[Interface dataset entries]
◇ ◇ ◇ ◇ ◇ ◇ ◇

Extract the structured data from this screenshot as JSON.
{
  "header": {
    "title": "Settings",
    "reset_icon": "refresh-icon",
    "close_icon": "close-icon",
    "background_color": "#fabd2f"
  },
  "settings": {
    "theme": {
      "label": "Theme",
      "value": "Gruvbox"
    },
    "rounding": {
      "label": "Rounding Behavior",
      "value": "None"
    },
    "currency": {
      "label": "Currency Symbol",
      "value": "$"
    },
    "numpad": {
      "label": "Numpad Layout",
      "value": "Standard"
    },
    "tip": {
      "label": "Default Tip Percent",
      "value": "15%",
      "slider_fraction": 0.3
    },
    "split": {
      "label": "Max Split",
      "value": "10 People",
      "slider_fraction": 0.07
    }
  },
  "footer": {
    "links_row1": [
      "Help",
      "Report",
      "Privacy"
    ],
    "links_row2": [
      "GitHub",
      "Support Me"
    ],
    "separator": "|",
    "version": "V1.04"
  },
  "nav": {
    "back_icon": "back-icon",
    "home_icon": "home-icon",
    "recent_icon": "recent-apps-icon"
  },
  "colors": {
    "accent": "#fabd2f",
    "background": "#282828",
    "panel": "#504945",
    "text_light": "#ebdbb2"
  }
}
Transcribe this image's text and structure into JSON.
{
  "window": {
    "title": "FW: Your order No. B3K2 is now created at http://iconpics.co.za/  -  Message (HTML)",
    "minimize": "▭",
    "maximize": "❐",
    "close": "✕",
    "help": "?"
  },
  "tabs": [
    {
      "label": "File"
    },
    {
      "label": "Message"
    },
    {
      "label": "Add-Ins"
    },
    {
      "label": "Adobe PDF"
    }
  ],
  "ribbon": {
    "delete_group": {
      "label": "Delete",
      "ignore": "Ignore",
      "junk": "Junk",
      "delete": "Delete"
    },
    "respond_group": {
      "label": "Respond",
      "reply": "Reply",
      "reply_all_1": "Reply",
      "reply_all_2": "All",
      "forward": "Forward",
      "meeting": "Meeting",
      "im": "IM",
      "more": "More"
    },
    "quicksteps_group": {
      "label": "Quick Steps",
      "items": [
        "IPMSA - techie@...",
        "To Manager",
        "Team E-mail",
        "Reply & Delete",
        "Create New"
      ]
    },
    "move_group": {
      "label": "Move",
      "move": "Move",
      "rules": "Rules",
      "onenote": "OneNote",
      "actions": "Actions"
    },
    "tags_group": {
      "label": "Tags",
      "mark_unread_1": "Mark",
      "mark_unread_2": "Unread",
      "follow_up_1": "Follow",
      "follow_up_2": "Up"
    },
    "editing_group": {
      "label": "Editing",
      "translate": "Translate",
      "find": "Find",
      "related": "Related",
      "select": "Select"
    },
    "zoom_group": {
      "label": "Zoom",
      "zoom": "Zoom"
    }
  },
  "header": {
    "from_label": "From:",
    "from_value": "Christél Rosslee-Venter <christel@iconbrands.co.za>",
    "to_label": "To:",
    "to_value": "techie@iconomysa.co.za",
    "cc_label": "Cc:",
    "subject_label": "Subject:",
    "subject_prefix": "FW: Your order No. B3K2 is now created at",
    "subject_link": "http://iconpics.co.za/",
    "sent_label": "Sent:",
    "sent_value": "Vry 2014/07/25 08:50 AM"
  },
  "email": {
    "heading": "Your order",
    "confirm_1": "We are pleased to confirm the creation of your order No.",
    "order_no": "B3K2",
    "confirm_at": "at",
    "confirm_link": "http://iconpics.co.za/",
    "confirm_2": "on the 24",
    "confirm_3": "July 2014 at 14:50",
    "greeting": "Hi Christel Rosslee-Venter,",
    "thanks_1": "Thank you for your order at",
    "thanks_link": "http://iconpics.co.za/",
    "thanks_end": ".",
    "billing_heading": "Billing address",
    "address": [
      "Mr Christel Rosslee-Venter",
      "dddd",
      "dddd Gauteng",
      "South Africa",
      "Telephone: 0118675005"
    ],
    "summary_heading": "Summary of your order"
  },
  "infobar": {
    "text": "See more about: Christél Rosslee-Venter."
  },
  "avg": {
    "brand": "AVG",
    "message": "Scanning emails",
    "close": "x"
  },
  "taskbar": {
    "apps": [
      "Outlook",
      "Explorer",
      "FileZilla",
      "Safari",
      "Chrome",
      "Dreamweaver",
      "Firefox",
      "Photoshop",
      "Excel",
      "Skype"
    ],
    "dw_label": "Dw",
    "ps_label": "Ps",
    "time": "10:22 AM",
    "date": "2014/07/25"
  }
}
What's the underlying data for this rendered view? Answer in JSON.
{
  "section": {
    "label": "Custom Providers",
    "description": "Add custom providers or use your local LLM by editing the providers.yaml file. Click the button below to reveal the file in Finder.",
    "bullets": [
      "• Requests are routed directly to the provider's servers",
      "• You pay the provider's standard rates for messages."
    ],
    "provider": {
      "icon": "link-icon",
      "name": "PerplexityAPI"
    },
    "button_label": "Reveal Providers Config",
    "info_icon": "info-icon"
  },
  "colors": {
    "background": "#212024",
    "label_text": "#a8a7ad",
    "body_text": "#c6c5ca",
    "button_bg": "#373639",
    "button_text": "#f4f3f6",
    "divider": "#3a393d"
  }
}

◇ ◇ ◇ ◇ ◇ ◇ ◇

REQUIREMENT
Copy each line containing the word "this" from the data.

RESPONSE BELOW
Extract the structured data from this screenshot as JSON.
Transcribe this image's text and structure into JSON.
What's the underlying data for this rendered view? Answer in JSON.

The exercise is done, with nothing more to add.